1975: After a 9-month search, John W. Hanley, a former executive with Procter & Gamble, was chosen as president. Hanley also took over as chairperson.
1976: The success of the herbicide Lasso had turned around Monsanto's struggling Agriculture Division, and by the time Agent Orange was banned in the U.S. and Lasso was facing increasing criticism, Monsanto had developed the weedkiller "Roundup" (active ingredient: glyphosate) as a replacement. Launched in 1976, Roundup helped make Monsanto the world's largest producer of herbicides. RoundUp was commercialized, and became the world's top-selling herbicide. Within a few years of its 1976 launch, Roundup was being marketed in 115 countries.
The success of Roundup coincided with the recognition by Monsanto executives that they needed to radically transform a company increasingly under threat. According to a recent paper by Dominic Glover, "Monsanto had acquired a particularly unenviable reputation in this regard, as a major producer of both dioxins and polychlorinated biphenyls (PCBs) - both persistent environmental pollutants posing serious risks to the environment and human health. Law suits and environmental clean-up costs began to cut into Monsanto's bottom line, but more seriously there was a real fear that a serious lapse could potentially bankrupt the company." According to Glover, Roundup "Sales grew by 20% in 1981 and as the company increased production it was soon Monsanto's most profitable product (Monsanto 1981, 1983)... It soon became the single most important product of Monsanto's agriculture division, which contributed about 20% of sales and around 45% of operating income to the company's balance sheet each year during the late 1980s and early 1990s. Today, glyphosate remains the world's biggest herbicide by volume of sales."
1976: Monsanto produces Cycle-Safe, the world's first plastic soft-drink bottle. The bottle, suspected of posing a cancer risk, is banned the following year by the Food and Drug Administration.
1976: Turner & Olney's petition on March 24 triggers an FDA investigation of the laboratory practices of aspartame's manufacturer, G.D. Searle. The investigation finds Searle's testing procedures shoddy, full of inaccuracies and "manipulated" test data. The investigators report they "had never seen anything as bad as Searle's testing."
January 10, 1977: The FDA formally requests the U.S. Attorney's office to begin grand jury proceedings to investigate whether indictments should be filed against Searle for knowingly misrepresenting findings and "concealing material facts and making false statements" in aspartame safety tests. This is the first time in the FDA's history that they request a criminal investigation of a manufacturer.

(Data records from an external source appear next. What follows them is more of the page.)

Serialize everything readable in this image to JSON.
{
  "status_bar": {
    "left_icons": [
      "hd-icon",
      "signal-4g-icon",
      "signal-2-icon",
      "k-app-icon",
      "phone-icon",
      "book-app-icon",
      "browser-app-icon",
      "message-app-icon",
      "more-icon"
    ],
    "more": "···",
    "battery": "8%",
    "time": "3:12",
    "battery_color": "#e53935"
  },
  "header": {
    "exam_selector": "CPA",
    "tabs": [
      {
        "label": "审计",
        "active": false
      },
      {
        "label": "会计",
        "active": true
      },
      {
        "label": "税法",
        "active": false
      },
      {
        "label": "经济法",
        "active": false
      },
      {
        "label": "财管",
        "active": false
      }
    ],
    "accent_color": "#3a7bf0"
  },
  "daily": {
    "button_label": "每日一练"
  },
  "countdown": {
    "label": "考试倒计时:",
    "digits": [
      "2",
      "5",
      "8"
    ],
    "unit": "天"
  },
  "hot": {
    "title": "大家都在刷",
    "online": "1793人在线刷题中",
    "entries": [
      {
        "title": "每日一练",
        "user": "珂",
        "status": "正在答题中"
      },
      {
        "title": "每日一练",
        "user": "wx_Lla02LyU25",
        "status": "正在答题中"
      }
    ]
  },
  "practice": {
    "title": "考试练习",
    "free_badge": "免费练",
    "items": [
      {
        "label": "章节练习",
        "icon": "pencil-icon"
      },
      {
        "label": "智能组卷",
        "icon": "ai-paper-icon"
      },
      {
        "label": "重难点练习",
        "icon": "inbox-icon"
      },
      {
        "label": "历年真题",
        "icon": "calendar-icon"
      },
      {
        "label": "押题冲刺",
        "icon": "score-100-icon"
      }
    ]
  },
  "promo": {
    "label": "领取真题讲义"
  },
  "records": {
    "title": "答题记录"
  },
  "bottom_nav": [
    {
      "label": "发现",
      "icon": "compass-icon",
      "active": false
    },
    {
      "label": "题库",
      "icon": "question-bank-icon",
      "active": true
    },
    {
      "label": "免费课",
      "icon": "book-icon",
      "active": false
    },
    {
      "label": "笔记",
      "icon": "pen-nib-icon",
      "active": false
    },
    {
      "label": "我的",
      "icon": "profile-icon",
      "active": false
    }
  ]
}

January 26, 1977: While the grand jury probe is underway, Sidley & Austin, the law firm representing Searle, begins job negotiations with the U.S. Attorney in charge of the investigation, Samuel Skinner.
March 8, 1977: G. D. Searle hires prominent Washington insider Donald Rumsfeld as the new CEO to try to turn the beleaguered company around. A former Member of Congress and Secretary of Defense in the Ford Administration, Rumsfeld brings in several of his Washington cronies as top management. Donald Rumsfeld followed Searle as CEO, and then as President of Searle from 1977-1985.
July 1, 1977: Samuel Skinner leaves the U.S. Attorney's office on July 1st and takes a job with Searle's law firm. (see Jan. 26th)
August 1, 1977: The Bressler Report, compiled by FDA investigators and headed by Jerome Bressler, is released. The report finds that 98 of the 196 animals died during one of Searle's studies and weren't autopsied until later dates, in some cases over one year after death. Many other errors and inconsistencies are noted. For example, a rat was reported alive, then dead, then alive, then dead again; a mass, a uterine polyp, and ovarian neoplasms were found in animals but not reported or diagnosed in Searle's reports.
December 8, 1977: U.S. Attorney Skinner's withdrawal and resignation stalls the Searle grand jury investigation for so long that the statue of limitations on the aspartame charges runs out. The grand jury investigation is dropped. (borderline treason)
1979: The FDA established a Public Board of Inquiry (PBOI) in June to rule on safety issues surrounding NutraSweet.
... to be continued...